Google’s fourth-quarter earnings rose 17 percent, even though a long-running slump in its online-ad prices deepened.
The performance announced Thursday indicates that Google is still struggling to close the gap between the rates for ads shown on mobile devices and those on personal computers.
Advertisers haven’t been willing to pay as much to reach prospective customers on the smaller screens of smartphones and tablets, but Google Inc. has been tweaking its digital marketing system so mobile and PC ad campaigns are bundled together. In doing so, Google Inc. is hoping advertisers eventually will recognize the advantages of reaching people on the go and gradually begin to pay higher prices for mobile marketing pitches.
But Google’s average ad price during the fourth quarter fell 11 percent from the previous year. That was the steepest quarterly drop in 2013. It marked the ninth consecutive quarter that Google’s average ad rate, also known as “cost per click,” fell from the previous year.
Much of that erosion has been offset by more ads flowing into the system and Google’s algorithms doing an even better job of showing the promotions to web surfers most likely to be interested in them. The total number of paid ad clicks increased by 31 percent from the previous year.
“The demand was very strong, but the pricing is still not there on the mobile side,” Edward Jones analyst Josh Olson said.
Google earned $3.4 billion, or $9.90 per share, in the October-December period. That compares with $2.9 billion, or $8.62 per share, in the prior year.
Excluding costs to cover employees’ stock compensation, Google said it earned $12.01 per share.
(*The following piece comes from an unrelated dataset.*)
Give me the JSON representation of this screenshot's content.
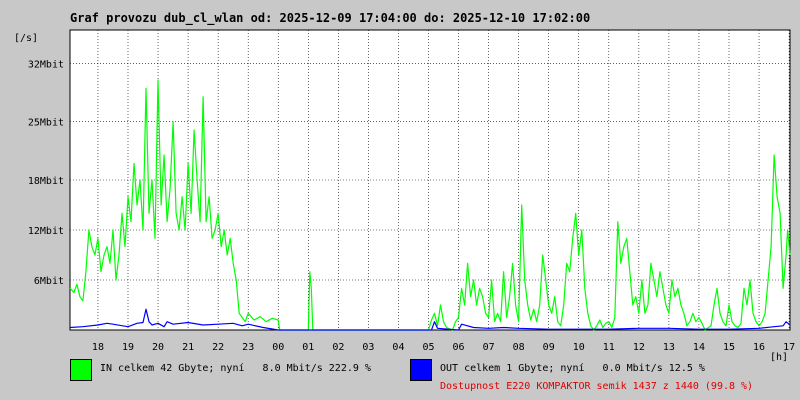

That was slightly below the average estimate of $12.22 per share among analysts polled by FactSet.
Revenue rose 17 percent to $16.9 billion.
After subtracting Google’s ad commissions, revenue stood at $13.5 billion, in line with analyst projections.
Google’s stock rose $46.71, to $1,182.10, in extended trading.